### BRIEF
Pictures aside, print all of the data below exactly as written.

========================================

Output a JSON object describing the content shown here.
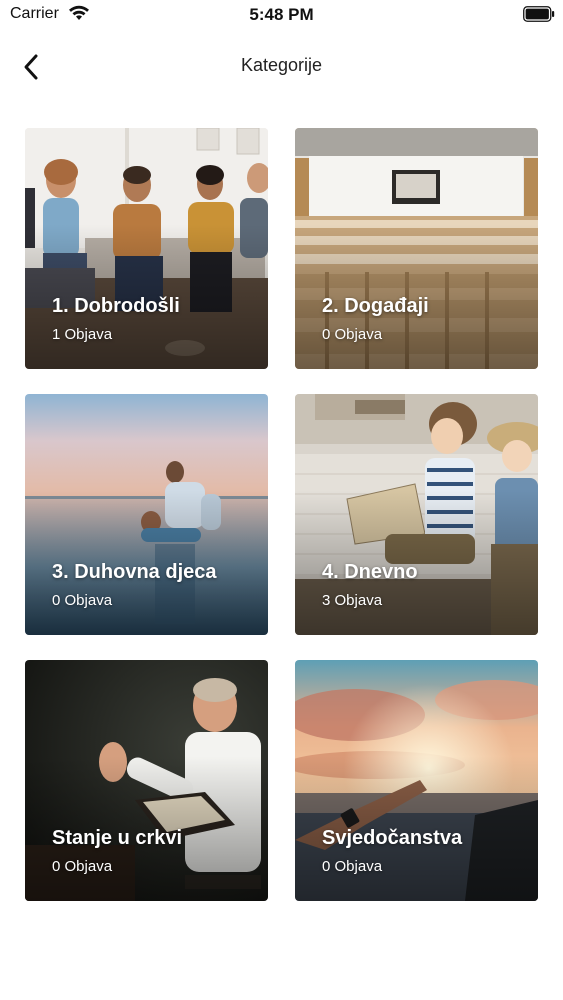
{
  "status": {
    "carrier": "Carrier",
    "time": "5:48 PM"
  },
  "nav": {
    "title": "Kategorije",
    "back_icon": "chevron-left-icon"
  },
  "categories": [
    {
      "title": "1. Dobrodošli",
      "count": "1 Objava"
    },
    {
      "title": "2. Događaji",
      "count": "0 Objava"
    },
    {
      "title": "3. Duhovna djeca",
      "count": "0 Objava"
    },
    {
      "title": "4. Dnevno",
      "count": "3 Objava"
    },
    {
      "title": "Stanje u crkvi",
      "count": "0 Objava"
    },
    {
      "title": "Svjedočanstva",
      "count": "0 Objava"
    }
  ]
}
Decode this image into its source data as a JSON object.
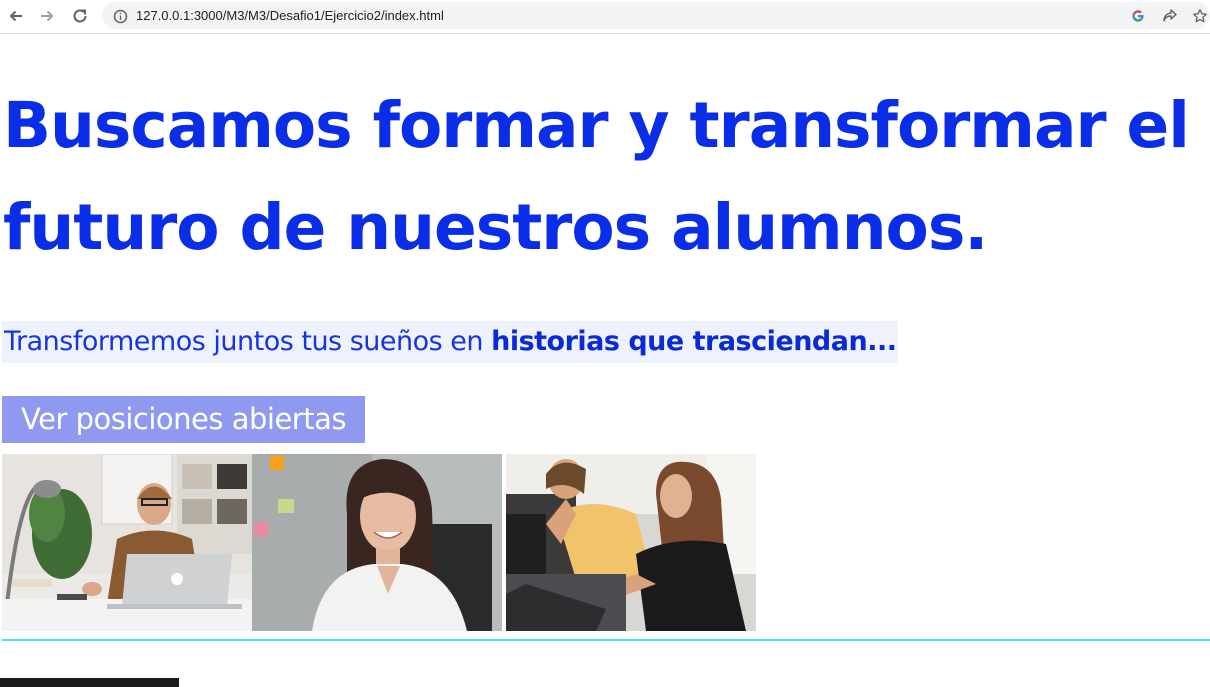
{
  "browser": {
    "url": "127.0.0.1:3000/M3/M3/Desafio1/Ejercicio2/index.html",
    "icons": [
      "back-arrow-icon",
      "forward-arrow-icon",
      "reload-icon",
      "info-icon",
      "google-icon",
      "share-icon",
      "star-icon"
    ]
  },
  "hero": {
    "headline": "Buscamos formar y transformar el futuro de nuestros alumnos.",
    "tagline_regular": "Transformemos juntos tus sueños en ",
    "tagline_bold": "historias que trasciendan...",
    "cta_label": "Ver posiciones abiertas"
  },
  "colors": {
    "headline": "#0a2de8",
    "tagline_bg": "#eef2fd",
    "cta_bg": "#8f99ef",
    "divider": "#44e6ea"
  },
  "gallery": {
    "images": [
      "photo-man-laptop",
      "photo-smiling-woman",
      "photo-two-women-laptop"
    ]
  }
}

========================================

### RESULT FOR THIS EXERCISE
Output a JSON object describing the content shown here.
{
  "status": {
    "carrier": "Carrier",
    "time": "5:48 PM"
  },
  "nav": {
    "title": "Kategorije",
    "back_icon": "chevron-left-icon"
  },
  "categories": [
    {
      "title": "1. Dobrodošli",
      "count": "1 Objava"
    },
    {
      "title": "2. Događaji",
      "count": "0 Objava"
    },
    {
      "title": "3. Duhovna djeca",
      "count": "0 Objava"
    },
    {
      "title": "4. Dnevno",
      "count": "3 Objava"
    },
    {
      "title": "Stanje u crkvi",
      "count": "0 Objava"
    },
    {
      "title": "Svjedočanstva",
      "count": "0 Objava"
    }
  ]
}
Decode this image into its source data as a JSON object.
{
  "browser": {
    "url": "127.0.0.1:3000/M3/M3/Desafio1/Ejercicio2/index.html",
    "icons": [
      "back-arrow-icon",
      "forward-arrow-icon",
      "reload-icon",
      "info-icon",
      "google-icon",
      "share-icon",
      "star-icon"
    ]
  },
  "hero": {
    "headline": "Buscamos formar y transformar el futuro de nuestros alumnos.",
    "tagline_regular": "Transformemos juntos tus sueños en ",
    "tagline_bold": "historias que trasciendan...",
    "cta_label": "Ver posiciones abiertas"
  },
  "colors": {
    "headline": "#0a2de8",
    "tagline_bg": "#eef2fd",
    "cta_bg": "#8f99ef",
    "divider": "#44e6ea"
  },
  "gallery": {
    "images": [
      "photo-man-laptop",
      "photo-smiling-woman",
      "photo-two-women-laptop"
    ]
  }
}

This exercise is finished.